At the moment, our network doesn’t have any attributes other than name. If we try to look at the sex of our nodes, we will get NULL as a result.

V(moneyNetwork)$gender[1:6]
## NULL

We therefore need to attach the attributes from our attribute file to our network. The method for doing can be a bit complicated.

If we have an edge list, we can use the _from_data_frame() function instead of graph.edgelist(), and include the attributes file as the vertices argument. For whatever reason, in this case, the edge list needs to be a data.frame, so no need to convert it to a matrix. Also, it is important to note that igraph assumes that the first column is the name column, so make sure that is the case!

# Load in the edge list again
money_edgelist <- read.csv("money_edgelist.csv", stringsAsFactors = F)

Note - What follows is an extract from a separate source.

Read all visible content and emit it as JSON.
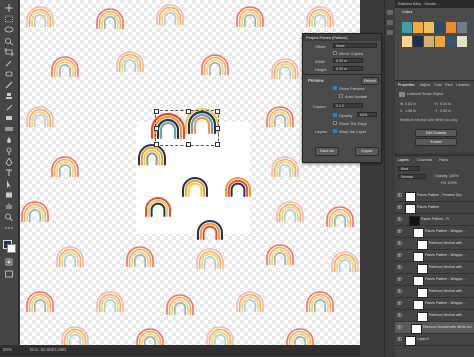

# Load in the attributes again
attributes <- read.csv("attribute_df.csv", stringsAsFactors = F)

# Put them both in the network.
moneyNetwork <- graph_from_data_frame(money_edgelist, directed = T, vertices = attributes)

Now, if we look at our network, we will see that there are many more next to attr.

moneyNetwork
## IGRAPH DN-- 6 11 --
## + attr: name (v/c), Age (v/n), Gender (v/c), Role (v/c)
## + edges (vertex names):
##  [1] Greg ->Maria Greg ->Mark  Greg ->Lexi  Greg ->Grace Greg ->Nick
##  [6] Maria->Mark  Maria->Lexi  Maria->Grace Maria->Nick  Mark ->Nick
## [11] Lexi ->Nick

We can look at each one with the V()$ function. For example, here is gender.

V(moneyNetwork)$Gender 
## [1] "Male"   "Female" "Male"   "Female" "Female" "Male"

Awesome! Now the attributes are in the network.

7.4 Plotting based on attributes

In the last section, we imported attributal data into our network object, which will allow us to manipulate our network according to nodal attributes. Let’s start by manipulating color according to gender

To do this we have to assign colors to people according to their sex. We use the ifelse function. The ifelse() function takes three arguments. The first is a test (something that evaluates to TRUE or FALSE), the second is what to return if the test is TRUE and third is what to return if the test is FALSE.

We therefore set up an ifelse function, which tests whether a node’s gender is male, assigning it the color “blue” if TRUE (i.e. if they are a male) and “green” if FALSE (i.e. otherwise/they are a female). Remember that R is case sensitive, so if your gender variable contains “Males” and “Females”, then make sure you put Male or Female (capitalized) in the ifelse statement.

V(moneyNetwork)$color <- ifelse(V(moneyNetwork)$Gender == "Male", "dodgerblue3","seagreen")

Now we can replot the network. This time a node’s color will be green or blue depending on their gender. Notice that I didn’t set the vertex.colors inside the plot function this time, since doing so would override the colors we just gave the nodes.

plot(moneyNetwork, vertex.size = 10, vertex.frame.color = "black", vertex.label.cex = .7, vertex.label = NA, edge.curved = .1, edge.arrow.size = .3)

Now let’s try role. First, I reset color. There are four roles (Father, Mother, Son, Daughter), so we need a few more ifelse statements to code for all of them.

V(moneyNetwork)$color <- NA
V(moneyNetwork)$color <- ifelse(V(moneyNetwork)$Role == "Father", "burlywood1","tomato")
V(moneyNetwork)$color <- ifelse(V(moneyNetwork)$Role == "Mother", "seagreen", V(moneyNetwork)$color)
V(moneyNetwork)$color <- ifelse(V(moneyNetwork)$Role == "Son", "grey70", V(moneyNetwork)$color)

plot(moneyNetwork,vertex.size = 10, vertex.label.cex = .7, vertex.label = NA, edge.curved = .1, vertex.frame.color = "black", edge.arrow.size = .3, edge.width = .7, edge.color = "grey30")

Last but not least, let’s adjust the sizes of the nodes so that they reflect differences in age. We can set node size to be 1/5th of the node’s age with the code below. Simple, but effective. It looks like the oldest nodes give to the most people.

V(moneyNetwork)$size = V(moneyNetwork)$Age/5

plot(moneyNetwork, vertex.label.cex = .7, vertex.label = NA, edge.curved = .1, vertex.frame.color = "black", edge.arrow.size = .3, edge.width = .7, edge.color = "grey30")